Jacob Rees-Mogg, the new Leader of the House of Commons in England, has lately been the subject of remark for his questionable sense of style. And I don’t mean his unfortunate sartorial choices. I mean his directives on English usage. He has, we learn, given his staff a style guide that is just not what a style guide should be.
Many people chalk up his preferences to traditionalism and preferring the old ways. But Rees-Mogg, often called “the Honourable Member for the 18th Century,” is not actually expressing preferences supported by tradition. Like most modern grammar numpties, he’s fancying himself more traditional than tradition. The point is not to hold back the march to modernity; it is to enforce an entirely recent invention of the past for the sake of maintaining a certain sense of superiority. A sort of Disneyification, if Disney were run by ghastly snobby boys.
Consider his list of lexical anathemas (which I reproduce here exactly):
- Due to
- Too many ‘I’s
- ‘invest’ (in schools etc)
- No longer fit for purpose
- I am pleased to learn
- Meet with
- I note/ understand your concerns

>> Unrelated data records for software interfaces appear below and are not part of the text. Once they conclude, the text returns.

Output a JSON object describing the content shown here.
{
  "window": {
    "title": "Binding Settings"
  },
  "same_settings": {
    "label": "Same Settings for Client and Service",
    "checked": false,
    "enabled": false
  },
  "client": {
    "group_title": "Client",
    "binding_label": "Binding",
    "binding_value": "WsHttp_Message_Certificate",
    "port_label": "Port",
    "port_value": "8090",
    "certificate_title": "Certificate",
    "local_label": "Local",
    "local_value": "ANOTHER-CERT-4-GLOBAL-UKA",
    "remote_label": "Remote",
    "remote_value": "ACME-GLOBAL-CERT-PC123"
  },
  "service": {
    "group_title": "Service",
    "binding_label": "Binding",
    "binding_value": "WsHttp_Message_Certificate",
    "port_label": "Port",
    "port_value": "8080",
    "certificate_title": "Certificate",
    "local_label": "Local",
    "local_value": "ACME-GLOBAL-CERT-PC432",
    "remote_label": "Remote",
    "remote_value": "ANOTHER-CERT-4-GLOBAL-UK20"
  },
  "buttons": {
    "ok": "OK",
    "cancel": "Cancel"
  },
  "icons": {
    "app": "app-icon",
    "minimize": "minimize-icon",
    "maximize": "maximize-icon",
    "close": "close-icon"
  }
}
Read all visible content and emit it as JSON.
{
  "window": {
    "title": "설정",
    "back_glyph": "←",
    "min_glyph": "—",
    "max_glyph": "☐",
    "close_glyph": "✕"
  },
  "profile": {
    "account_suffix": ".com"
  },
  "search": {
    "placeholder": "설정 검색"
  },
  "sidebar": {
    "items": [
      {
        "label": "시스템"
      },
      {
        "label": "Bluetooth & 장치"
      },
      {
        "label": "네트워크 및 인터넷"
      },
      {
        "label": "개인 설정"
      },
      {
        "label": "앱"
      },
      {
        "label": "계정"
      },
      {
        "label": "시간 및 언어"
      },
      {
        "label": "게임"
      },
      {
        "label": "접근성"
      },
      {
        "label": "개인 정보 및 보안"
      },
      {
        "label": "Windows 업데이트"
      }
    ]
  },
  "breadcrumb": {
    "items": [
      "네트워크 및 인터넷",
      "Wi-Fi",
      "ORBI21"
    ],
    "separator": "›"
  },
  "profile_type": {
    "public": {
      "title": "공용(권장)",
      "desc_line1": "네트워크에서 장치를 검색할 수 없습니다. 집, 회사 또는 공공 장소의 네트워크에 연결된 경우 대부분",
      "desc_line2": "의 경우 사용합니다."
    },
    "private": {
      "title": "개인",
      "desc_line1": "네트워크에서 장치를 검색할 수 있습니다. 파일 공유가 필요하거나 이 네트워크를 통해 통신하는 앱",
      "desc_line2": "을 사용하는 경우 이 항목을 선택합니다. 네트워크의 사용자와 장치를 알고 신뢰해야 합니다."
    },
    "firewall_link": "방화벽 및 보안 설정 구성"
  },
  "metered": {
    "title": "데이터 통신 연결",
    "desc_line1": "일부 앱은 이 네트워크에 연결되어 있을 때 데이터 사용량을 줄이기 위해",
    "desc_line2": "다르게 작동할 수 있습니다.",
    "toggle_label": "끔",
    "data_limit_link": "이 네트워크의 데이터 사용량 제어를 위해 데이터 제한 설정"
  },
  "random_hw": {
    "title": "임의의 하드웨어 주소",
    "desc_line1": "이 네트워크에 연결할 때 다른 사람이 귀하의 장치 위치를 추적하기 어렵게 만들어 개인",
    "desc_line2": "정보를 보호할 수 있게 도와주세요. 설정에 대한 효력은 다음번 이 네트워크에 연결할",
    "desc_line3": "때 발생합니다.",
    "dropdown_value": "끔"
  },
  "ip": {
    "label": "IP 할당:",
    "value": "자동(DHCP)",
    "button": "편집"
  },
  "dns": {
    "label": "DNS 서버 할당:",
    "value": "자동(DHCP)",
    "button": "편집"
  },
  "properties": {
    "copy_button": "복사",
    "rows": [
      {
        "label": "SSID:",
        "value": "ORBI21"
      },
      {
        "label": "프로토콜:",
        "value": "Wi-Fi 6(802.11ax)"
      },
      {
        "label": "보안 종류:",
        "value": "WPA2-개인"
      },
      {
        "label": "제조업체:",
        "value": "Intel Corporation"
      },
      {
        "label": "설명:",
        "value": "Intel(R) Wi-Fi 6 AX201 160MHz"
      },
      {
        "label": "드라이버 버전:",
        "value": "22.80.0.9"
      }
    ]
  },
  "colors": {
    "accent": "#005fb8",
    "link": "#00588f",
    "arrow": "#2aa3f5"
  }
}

I feel quite sure that several of these bans came from annoyance at overuse by some of his staff members – how else would “I am pleased to learn,” “I note/ understand your concerns,” and “No longer fit for purpose” make it on the list? But one could not get through 18th-century masterworks of English literature (Henry Fielding, Laurence Sterne, Alexander Pope, and many others of note) without the words got, lot, very, disappointment, equal, or ascertain. (I just did a corpus search on works of literature from 1710 to 1780, and I could fill pages and pages with examples of each.) Speculate was used by Edward Gibbon in 1776; meet with has been in use since before Chaucer’s time. It is true that invest in meaning ‘put money into a thing or project with the expectation of return’ was first used in the early 19th century, but come on. And hopefully? A word that has been in use since the 1600s, and has only been the target of misplaced crankery (and only in its role as a sentence adverb, a role almost never objected to when filled with any other word) since the 1960s?
It is not truly respect for tradition that is at work here. It is disrespect for a certain set of people. His distaste for things that smack of the lower (or, really, non-upper) classes shows through. He is, for example, not the only person to think got is poor English. This is undoubtedly because in our times, got is often used as a casual replacement for have, and so it may get an air of the… hmm, well, “not our sort.” (And you lot ought to know about lot too.) But he might pause from forging his lightning-bolts and consider Edmund Burke’s words from 1775: “In this situation, let us seriously and coolly ponder. What is it we have got by all our menaces, which have been many and ferocious?”
Mr. Rees-Mogg clearly opposes a certain vision of modernity – one that pre-dates (or perhaps predates) proportional type, for one thing, but, oddly, not one that pre-dates the typewriter. The grand old way of writing by hand did not use “double space after fullstops”; doing so is a mark of a typist.
But perhaps this is a key (sorry): these are directives from Rees-Mogg to his staff, his underlings, not necessarily models for himself or others of his station. This may help explain why he seems to want to have his cake (or Eton mess) and eat it too (at least he doesn’t want to leave anything half-Eton) – it has been noted that he has ignored his own rules many times.
It is also surely one reason he has thrown in arbitrary prohibitions (I can neither ascertain nor otherwise speculate as to the origins of some of them): for the sake of dominance. And perhaps to get his own back after having had to do all sorts of arbitrary things for upperclassmen in his fresher days at Eton and Oxford.